In April 2015, the Medical College Admission Test underwent some changes. One of these changes was the addition of a new section of content, covering topics like psychology and sociology, that placed a emphasis on the social and behavioral sciences. This, along with other changes to the medical admissions process, revealed a need for more interdisciplinary health and medicine programs in higher education that would give students a more well-rounded approach to healthcare.
Around the same time, at the University of Arizona, the Health and Human Values (HHV) minor, exclusively offered as an Honors program, was just getting started. What began as an innovative new interdisciplinary minor, has now grown into one of the most successful and high demand programs offered in the W.A. Franke Honors College.
The mission of HHV is to encourage a holistic and interdisciplinary approach to health, to give students a broad perspective on the social and cultural dimensions of health and health care.
For one family, this mission is making a generational impact.
Akram Hindosh is currently in his first year of Medical School at the College of Medicine – Tucson. He graduated from the W.A. Franke Honors College in the spring of 2022 with a major in Physiology and a minor in HHV.
His cousin, Ziad Hindosh, who was in one of the first core classes of the program that was taught in 2016, also minored in HHV. Ziad is in his final year of medical school right now and is applying for an internal medicine residency with hopes of continuing with a nephrology or cardiology fellowship.
“I’ve enjoyed medical school thoroughly and couldn’t be happier to be chasing a lifelong dream,” said Ziad.
But these cousins are only half of the story. Akram’s brother Yazin, as well as Ziad's brother, Omar, are current undergraduate students at the W.A. Franke Honors College, both pursuing minors in HHV.
“We are all very close; my brother, my cousins, and among themselves.

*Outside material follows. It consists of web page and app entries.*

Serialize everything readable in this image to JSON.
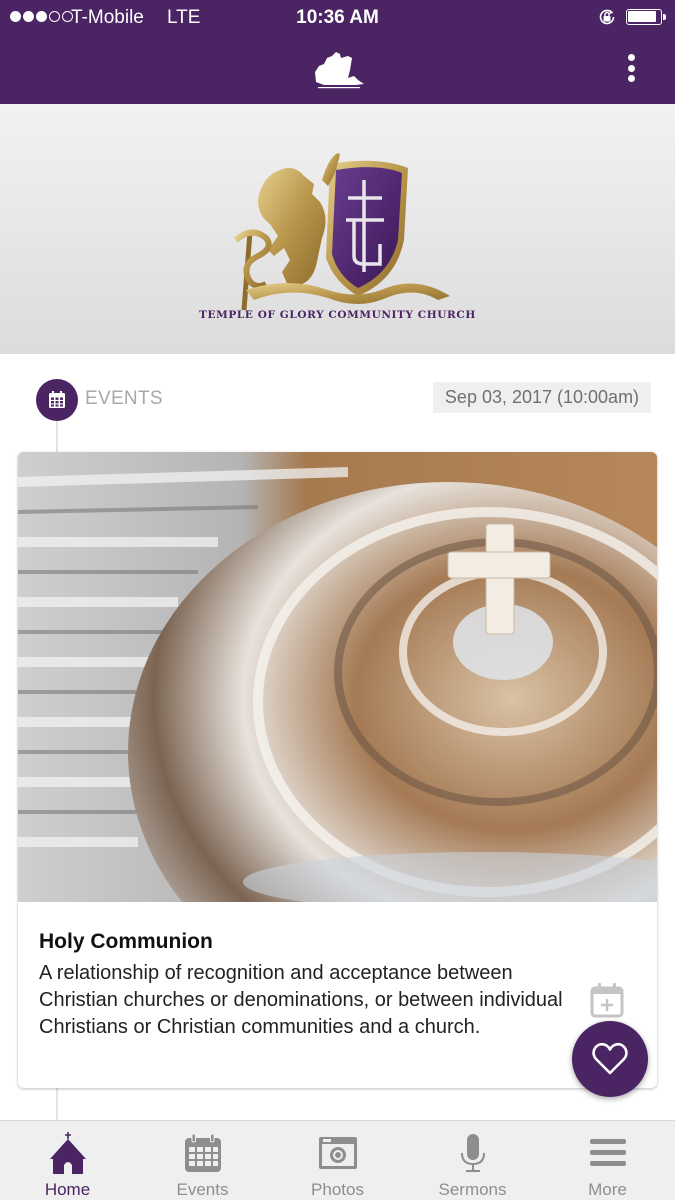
{
  "status_bar": {
    "signal_bars_filled": 3,
    "signal_bars_total": 5,
    "carrier": "T-Mobile",
    "network": "LTE",
    "time": "10:36 AM",
    "rotation_lock_icon": "rotation-lock-icon",
    "battery_icon": "battery-icon"
  },
  "nav_bar": {
    "logo_icon": "church-logo-icon",
    "menu_icon": "kebab-menu-icon"
  },
  "hero": {
    "church_name": "TEMPLE OF GLORY COMMUNITY CHURCH",
    "crest_icon": "lion-shield-crest"
  },
  "feed": {
    "section_icon": "calendar-icon",
    "section_label": "EVENTS",
    "date": "Sep 03, 2017 (10:00am)",
    "event": {
      "image": "communion-trays-photo",
      "title": "Holy Communion",
      "description": "A relationship of recognition and acceptance between Christian churches or denominations, or between individual Christians or Christian communities and a church.",
      "add_to_calendar_icon": "calendar-plus-icon"
    }
  },
  "fab": {
    "icon": "heart-icon"
  },
  "tabs": [
    {
      "label": "Home",
      "icon": "church-icon",
      "active": true
    },
    {
      "label": "Events",
      "icon": "calendar-icon",
      "active": false
    },
    {
      "label": "Photos",
      "icon": "camera-icon",
      "active": false
    },
    {
      "label": "Sermons",
      "icon": "microphone-icon",
      "active": false
    },
    {
      "label": "More",
      "icon": "hamburger-icon",
      "active": false
    }
  ],
  "colors": {
    "brand_purple": "#4a2463",
    "muted_gray": "#8e8e8e",
    "gold": "#c9a85a"
  }
}
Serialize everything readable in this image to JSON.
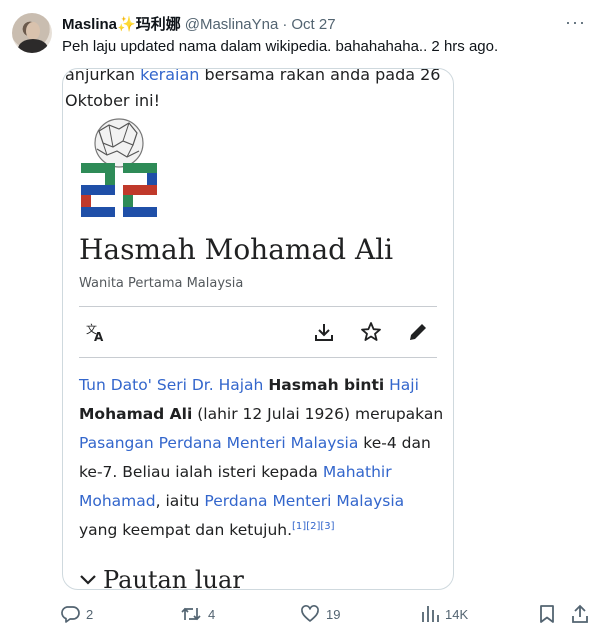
{
  "tweet": {
    "display_name": "Maslina",
    "name_emoji": "✨",
    "name_chinese": "玛利娜",
    "handle": "@MaslinaYna",
    "separator": "·",
    "date": "Oct 27",
    "more": "···",
    "text": "Peh laju updated nama dalam wikipedia. bahahahaha.. 2 hrs ago."
  },
  "wiki": {
    "top_line1_a": "anjurkan ",
    "top_line1_link": "keraian",
    "top_line1_b": " bersama rakan anda pada 26",
    "top_line2": "Oktober ini!",
    "logo_number": "22",
    "title": "Hasmah Mohamad Ali",
    "subtitle": "Wanita Pertama Malaysia",
    "body": {
      "l1_link1": "Tun Dato' Seri Dr. Hajah",
      "l1_bold": "Hasmah binti",
      "l1_link2": "Haji",
      "l2_bold": "Mohamad Ali",
      "l2_text": " (lahir 12 Julai 1926) merupakan",
      "l3_link": "Pasangan Perdana Menteri Malaysia",
      "l3_text": " ke-4 dan",
      "l4_text": "ke-7. Beliau ialah isteri kepada ",
      "l4_link": "Mahathir",
      "l5_link1": "Mohamad",
      "l5_text": ", iaitu ",
      "l5_link2": "Perdana Menteri Malaysia",
      "l6_text": "yang keempat dan ketujuh.",
      "l6_refs": "[1][2][3]"
    },
    "section": "Pautan luar"
  },
  "actions": {
    "replies": "2",
    "reposts": "4",
    "likes": "19",
    "views": "14K"
  },
  "colors": {
    "link": "#3366cc",
    "muted": "#536471",
    "wiki_text": "#202122",
    "logo_green": "#2e8b57",
    "logo_blue": "#1f4fa8",
    "logo_red": "#c0392b"
  }
}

After my experience I really recommended it to them, and after taking the intro class, they too saw the value of the minor and how much it has to offer,” said Ziad.
Akram was born in Baghdad, Iraq in November of 2001, right as war was beginning to break out. His family sought refuge in Ammam, Jordan before later immigrating to the United States, eventually landing in the Phoenix area, joining Ziad’s family who had arrived there in 2001. Akram attributed his dedicated work ethic to his upbringing and adjusting to life in the United States.

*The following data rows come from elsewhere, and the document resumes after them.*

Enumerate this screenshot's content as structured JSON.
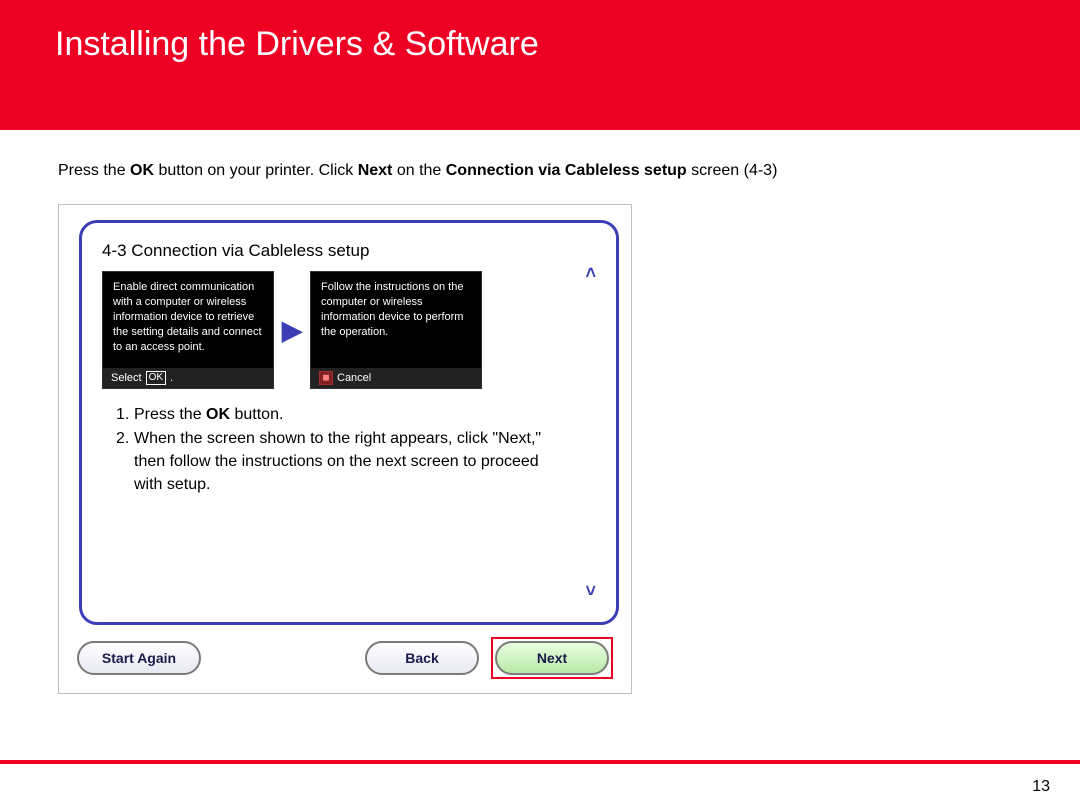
{
  "header": {
    "title": "Installing  the Drivers & Software"
  },
  "instruction": {
    "p1": "Press the  ",
    "b1": "OK",
    "p2": " button on your printer.  Click ",
    "b2": "Next",
    "p3": " on the ",
    "b3": "Connection via Cableless setup",
    "p4": " screen (4-3)"
  },
  "dialog": {
    "title": "4-3 Connection via Cableless setup",
    "screen1": {
      "body": "Enable direct communication with a computer or wireless information device to retrieve the setting details and connect to an access point.",
      "select_label": "Select",
      "ok_label": "OK"
    },
    "screen2": {
      "body": "Follow the instructions on the computer or wireless information device to perform the operation.",
      "cancel_label": "Cancel"
    },
    "list": {
      "n1": "1.",
      "l1a": "Press the ",
      "l1b": "OK",
      "l1c": " button.",
      "n2": "2.",
      "l2": "When the screen shown to the right appears, click \"Next,\" then follow the instructions on the next screen to proceed with setup."
    },
    "buttons": {
      "start_again": "Start Again",
      "back": "Back",
      "next": "Next"
    }
  },
  "page_number": "13"
}
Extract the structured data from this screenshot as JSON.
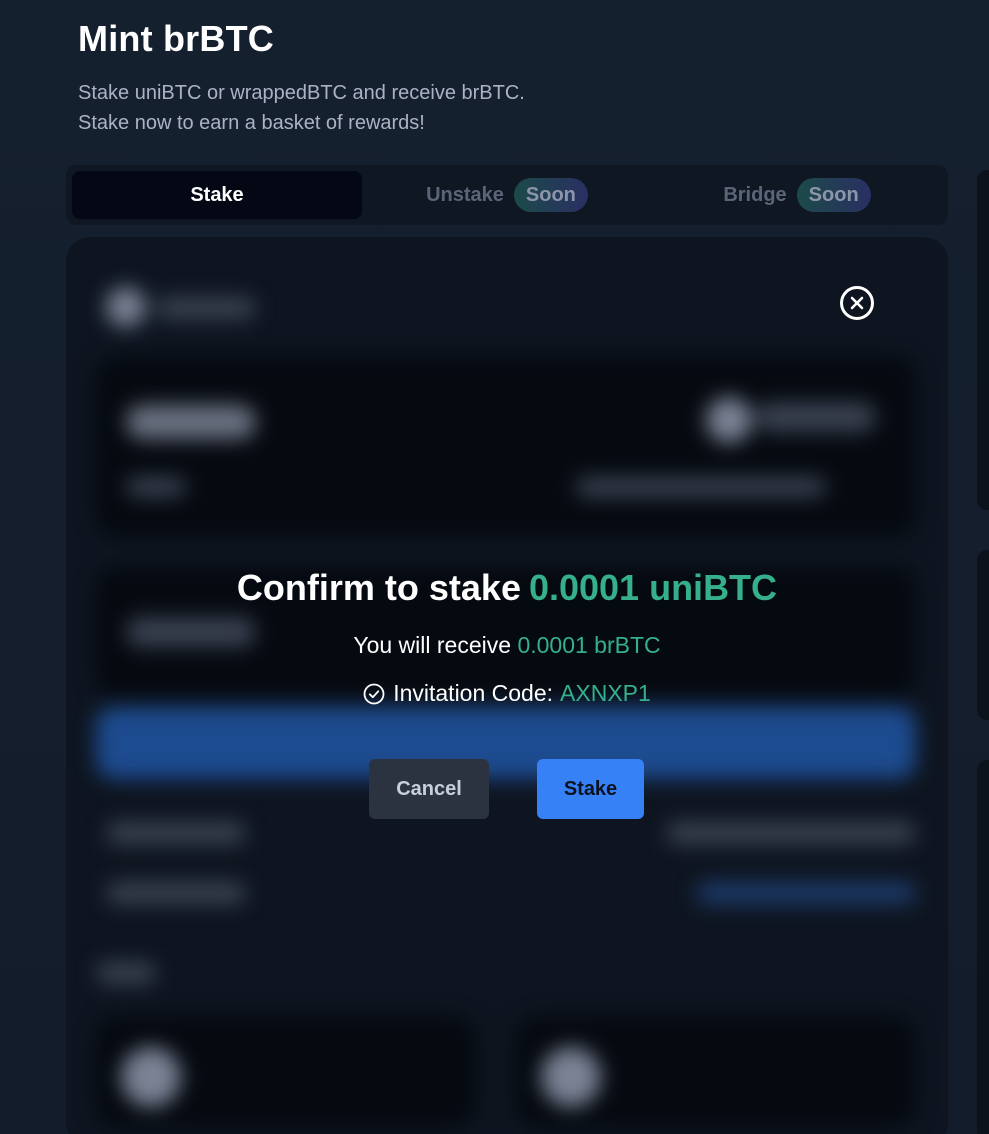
{
  "header": {
    "title": "Mint brBTC",
    "subtitle_line1": "Stake uniBTC or wrappedBTC and receive brBTC.",
    "subtitle_line2": "Stake now to earn a basket of rewards!"
  },
  "tabs": [
    {
      "label": "Stake",
      "active": true
    },
    {
      "label": "Unstake",
      "badge": "Soon"
    },
    {
      "label": "Bridge",
      "badge": "Soon"
    }
  ],
  "modal": {
    "confirm_prefix": "Confirm to stake",
    "confirm_amount": "0.0001 uniBTC",
    "receive_prefix": "You will receive",
    "receive_amount": "0.0001 brBTC",
    "invite_label": "Invitation Code:",
    "invite_code": "AXNXP1",
    "cancel_label": "Cancel",
    "stake_label": "Stake"
  },
  "colors": {
    "accent_green": "#35b08a",
    "primary_blue": "#3681f5",
    "background": "#15202f"
  },
  "icons": {
    "close": "close-circle-icon",
    "check": "check-circle-icon"
  }
}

“I had to persevere through language barriers and cultural solitude to get to the position that I am in today. It often highlights just how within reach certain goals are and allows me to just believe in myself in challenging moments of my life,” Akram said.
As far as their involvement in HHV, Akram and Ziad both said that the minor taught them the importance of taking a step back from a situation and looking at different perspectives.

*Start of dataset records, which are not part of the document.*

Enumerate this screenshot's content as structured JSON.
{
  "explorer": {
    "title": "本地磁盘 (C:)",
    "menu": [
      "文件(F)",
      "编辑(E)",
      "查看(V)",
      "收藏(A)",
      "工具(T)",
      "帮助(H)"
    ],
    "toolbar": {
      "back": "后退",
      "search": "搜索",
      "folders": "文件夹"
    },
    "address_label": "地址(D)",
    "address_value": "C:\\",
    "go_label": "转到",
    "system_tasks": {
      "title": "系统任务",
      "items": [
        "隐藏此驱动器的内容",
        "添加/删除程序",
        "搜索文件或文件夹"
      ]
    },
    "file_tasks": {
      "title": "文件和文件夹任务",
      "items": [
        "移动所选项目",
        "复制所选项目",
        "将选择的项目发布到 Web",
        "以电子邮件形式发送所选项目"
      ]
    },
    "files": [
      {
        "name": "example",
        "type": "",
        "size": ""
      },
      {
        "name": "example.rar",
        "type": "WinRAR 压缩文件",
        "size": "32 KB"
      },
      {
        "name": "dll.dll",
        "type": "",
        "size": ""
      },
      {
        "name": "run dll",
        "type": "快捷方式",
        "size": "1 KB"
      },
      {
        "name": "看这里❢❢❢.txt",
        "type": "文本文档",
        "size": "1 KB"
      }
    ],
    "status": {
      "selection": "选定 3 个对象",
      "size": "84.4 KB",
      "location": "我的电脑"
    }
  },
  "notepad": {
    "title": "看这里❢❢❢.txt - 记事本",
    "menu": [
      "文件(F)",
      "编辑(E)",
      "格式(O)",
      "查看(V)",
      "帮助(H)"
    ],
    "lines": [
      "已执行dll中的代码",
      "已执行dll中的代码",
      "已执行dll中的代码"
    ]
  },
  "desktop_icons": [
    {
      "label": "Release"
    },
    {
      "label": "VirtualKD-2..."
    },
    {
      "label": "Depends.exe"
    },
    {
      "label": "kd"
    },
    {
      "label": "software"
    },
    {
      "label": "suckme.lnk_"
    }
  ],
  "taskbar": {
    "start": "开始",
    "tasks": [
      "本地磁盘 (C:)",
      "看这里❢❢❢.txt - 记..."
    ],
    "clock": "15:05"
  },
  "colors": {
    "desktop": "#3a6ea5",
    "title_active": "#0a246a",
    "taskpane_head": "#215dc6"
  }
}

“I really think of HHV as not just a wealth of knowledge, but truly a lesson on analyzing situations — whether it’s a patient, colleague, boss, friend, or family member. It allowed me to learn to consider all perspectives when making a conclusion, which has especially been helpful in the medical field. Finding the solution is half of the problem, the other half is being able to connect the solution with the patient,” explained Ziad.
Akram believes that his family’s interest in HHV stems from seeing the immense value in exploring diverse approaches to health and medicine, and that understanding this value will allow them to succeed as healthcare providers.
“We all saw how much we needed to involve ourselves in Dr. Braitberg’s curriculum in order to be the best doctors we possibly can,” he said.
Both Akram and Ziad are pursuing the path to become doctors, with care and empathy at the center of their healthcare philosophy, a lesson which they accredit to the foundation that the Health and Human Values Minor has set for them.
As healthcare and society have changed, so have approaches to healthcare. In the last 20 years, the number of Health Humanities programs within higher education in the United States has increased from 12 to 140, with many more programs across the country currently still in development.
Success in a health-related field requires a nuanced and holistic understanding of health and healthcare. Over 70% of our HHV graduates gain admission into prominent health and professional graduate programs in prestigious institutions such as Albany Medical College, Boston University School of Medicine, and Mayo Clinic Alix School of Medicine, to name just a few.
Choosing the HHV minor will offer you a more holistic and humane perspective on health care, whether applying to medical school, pursuing public health, or looking for a unique career in your field.
Join the next generation of HHV students. Application Deadline: October 6, 2023.